The letter sent by Captain Pim from his place of detention was enclosed, and was also read. It ran as follows:—
'Excellency,—I have been arrested and am in prison. I come to beg your Excellency to take the necessary steps to prove that I am the Special Commissioner, which appears to be put in some doubt in the order for my arrest. That an English officer of rank and a gentleman should not remain in this place one moment longer will be sufficient cause, I am sure, for the kindness of your Excellency in causing my immediate liberation. Although I have not the honour to know your Excellency personally, I have the hope that you will act in this affair without delay, if only in the interests of Honduras, of which I am Special Commissioner, and which cannot suffer the indignity of my being one instant detained in an ordinary prison.
This letter had been communicated to Lord Lyons.
This letter was orally translated into English by Mr. Kirkman Hodgson, a Member of the Committee, in presence of the public. After the letter had been thus publicly read, the reporters of 'The Times' and 'Daily News' applied to the Chairman, in writing, to be allowed to see the original letter, in order to correct their report. The Chairman, acting on behalf of the Committee, gave directions that the reporters should see the letter in the Committee Room, but should not take it away. No similar application was made by the reporters of any other newspapers.
The reporters were allowed to see the letter, because, if published, it was better that it should appear in a correct form.
As the letter of M. Herran was in substance a denial of the very serious charges contained in the evidence of Captain Pim reported above your Committee are of opinion that it would have been unjust to the Minister of Honduras, in Paris, to have suppressed his denial of the charges so brought against him, and thus to lead to the inference that they were not capable of contradiction.
19 April 1875.
§ Report ordered to lie upon the Table, and to be printed.
§ MR. CHARLES LEWIS
gave Notice that to-morrow (Tuesday), he would ask the right hon.

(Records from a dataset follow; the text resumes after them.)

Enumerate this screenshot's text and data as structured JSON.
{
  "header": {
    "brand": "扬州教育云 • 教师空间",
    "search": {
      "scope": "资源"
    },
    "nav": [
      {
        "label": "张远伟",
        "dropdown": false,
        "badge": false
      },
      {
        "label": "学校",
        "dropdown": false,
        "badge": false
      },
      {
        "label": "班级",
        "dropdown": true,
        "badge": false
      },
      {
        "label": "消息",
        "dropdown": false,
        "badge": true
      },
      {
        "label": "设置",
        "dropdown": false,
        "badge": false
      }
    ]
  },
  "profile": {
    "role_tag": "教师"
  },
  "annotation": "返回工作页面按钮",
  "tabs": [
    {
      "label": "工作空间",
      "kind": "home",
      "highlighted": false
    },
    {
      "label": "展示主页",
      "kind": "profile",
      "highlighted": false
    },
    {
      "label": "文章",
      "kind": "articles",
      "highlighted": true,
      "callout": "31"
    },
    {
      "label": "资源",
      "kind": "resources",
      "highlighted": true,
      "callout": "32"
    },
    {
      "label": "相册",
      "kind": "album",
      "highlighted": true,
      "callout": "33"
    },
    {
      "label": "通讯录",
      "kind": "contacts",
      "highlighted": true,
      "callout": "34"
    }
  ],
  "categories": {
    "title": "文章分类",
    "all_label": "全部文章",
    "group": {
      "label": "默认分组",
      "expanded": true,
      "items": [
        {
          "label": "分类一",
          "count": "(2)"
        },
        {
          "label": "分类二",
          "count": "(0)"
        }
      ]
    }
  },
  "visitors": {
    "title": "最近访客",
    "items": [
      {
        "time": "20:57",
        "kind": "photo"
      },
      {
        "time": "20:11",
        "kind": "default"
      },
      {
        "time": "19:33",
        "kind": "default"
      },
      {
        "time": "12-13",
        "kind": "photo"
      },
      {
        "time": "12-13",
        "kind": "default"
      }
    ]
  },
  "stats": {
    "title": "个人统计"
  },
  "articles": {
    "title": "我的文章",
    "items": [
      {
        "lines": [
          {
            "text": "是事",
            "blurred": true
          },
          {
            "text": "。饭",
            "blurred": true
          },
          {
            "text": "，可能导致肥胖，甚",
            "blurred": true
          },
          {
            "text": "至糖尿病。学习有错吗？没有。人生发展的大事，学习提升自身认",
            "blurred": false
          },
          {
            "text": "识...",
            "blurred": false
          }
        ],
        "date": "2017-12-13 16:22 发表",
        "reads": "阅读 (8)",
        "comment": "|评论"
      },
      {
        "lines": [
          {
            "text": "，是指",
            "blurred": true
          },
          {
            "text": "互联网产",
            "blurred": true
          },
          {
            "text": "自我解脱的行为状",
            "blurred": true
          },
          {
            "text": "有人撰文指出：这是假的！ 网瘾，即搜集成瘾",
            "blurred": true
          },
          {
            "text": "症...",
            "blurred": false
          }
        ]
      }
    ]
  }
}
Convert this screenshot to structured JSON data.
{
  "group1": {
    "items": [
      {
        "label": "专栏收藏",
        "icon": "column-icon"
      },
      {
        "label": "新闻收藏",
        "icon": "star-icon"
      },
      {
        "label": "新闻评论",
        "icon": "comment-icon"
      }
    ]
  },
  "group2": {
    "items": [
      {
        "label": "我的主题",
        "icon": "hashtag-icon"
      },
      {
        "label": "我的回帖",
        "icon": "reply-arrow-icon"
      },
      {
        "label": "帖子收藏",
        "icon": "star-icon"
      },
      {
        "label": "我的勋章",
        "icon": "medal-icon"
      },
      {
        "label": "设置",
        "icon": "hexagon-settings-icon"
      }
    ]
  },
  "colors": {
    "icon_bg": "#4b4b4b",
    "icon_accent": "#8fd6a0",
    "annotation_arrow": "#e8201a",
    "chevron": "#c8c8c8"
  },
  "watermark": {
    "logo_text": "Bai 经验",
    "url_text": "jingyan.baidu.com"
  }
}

Gentleman at the head of the Government, Whether he intended to make any Motion on the Report of the Foreign Loans Committee which has just been presented by the right hon. Gentleman the Member for the London University? and, if the answer of the right hon. Gentleman were in the negative, he should take the liberty of asking the opinion of the House on the question of Privilege and as to the contents of that Report.